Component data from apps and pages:

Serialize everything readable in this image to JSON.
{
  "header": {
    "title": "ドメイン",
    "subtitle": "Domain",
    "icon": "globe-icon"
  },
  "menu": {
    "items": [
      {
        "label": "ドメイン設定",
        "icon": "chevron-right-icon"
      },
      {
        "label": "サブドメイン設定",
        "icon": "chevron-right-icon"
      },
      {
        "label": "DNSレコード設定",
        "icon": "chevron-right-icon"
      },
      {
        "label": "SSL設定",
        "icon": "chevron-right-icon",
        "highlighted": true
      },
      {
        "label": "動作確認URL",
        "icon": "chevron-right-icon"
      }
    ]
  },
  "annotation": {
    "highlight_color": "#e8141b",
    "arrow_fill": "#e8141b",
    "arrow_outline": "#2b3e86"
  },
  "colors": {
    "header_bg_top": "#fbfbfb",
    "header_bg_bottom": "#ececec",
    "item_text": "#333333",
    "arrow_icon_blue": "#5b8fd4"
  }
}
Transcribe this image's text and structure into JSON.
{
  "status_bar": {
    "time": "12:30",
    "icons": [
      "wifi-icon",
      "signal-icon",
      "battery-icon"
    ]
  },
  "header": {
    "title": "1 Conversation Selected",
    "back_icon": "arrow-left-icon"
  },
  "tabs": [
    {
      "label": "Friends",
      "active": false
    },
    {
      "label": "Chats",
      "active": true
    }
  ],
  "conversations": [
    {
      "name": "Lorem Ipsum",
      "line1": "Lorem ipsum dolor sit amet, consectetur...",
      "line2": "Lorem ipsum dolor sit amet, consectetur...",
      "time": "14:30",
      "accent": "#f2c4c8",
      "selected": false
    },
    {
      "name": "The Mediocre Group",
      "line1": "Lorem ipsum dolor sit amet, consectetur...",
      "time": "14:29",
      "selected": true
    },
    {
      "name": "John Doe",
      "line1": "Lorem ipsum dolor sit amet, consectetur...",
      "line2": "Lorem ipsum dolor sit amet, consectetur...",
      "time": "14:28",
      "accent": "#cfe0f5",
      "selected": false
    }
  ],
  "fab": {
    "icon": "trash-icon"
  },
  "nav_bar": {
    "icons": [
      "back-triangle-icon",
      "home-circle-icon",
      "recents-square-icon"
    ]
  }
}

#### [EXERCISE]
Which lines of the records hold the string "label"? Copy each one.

#### [REPLY TO THE EXERCISE]
        "label": "ドメイン設定",
        "label": "サブドメイン設定",
        "label": "DNSレコード設定",
        "label": "SSL設定",
        "label": "動作確認URL",
      "label": "Friends",
      "label": "Chats",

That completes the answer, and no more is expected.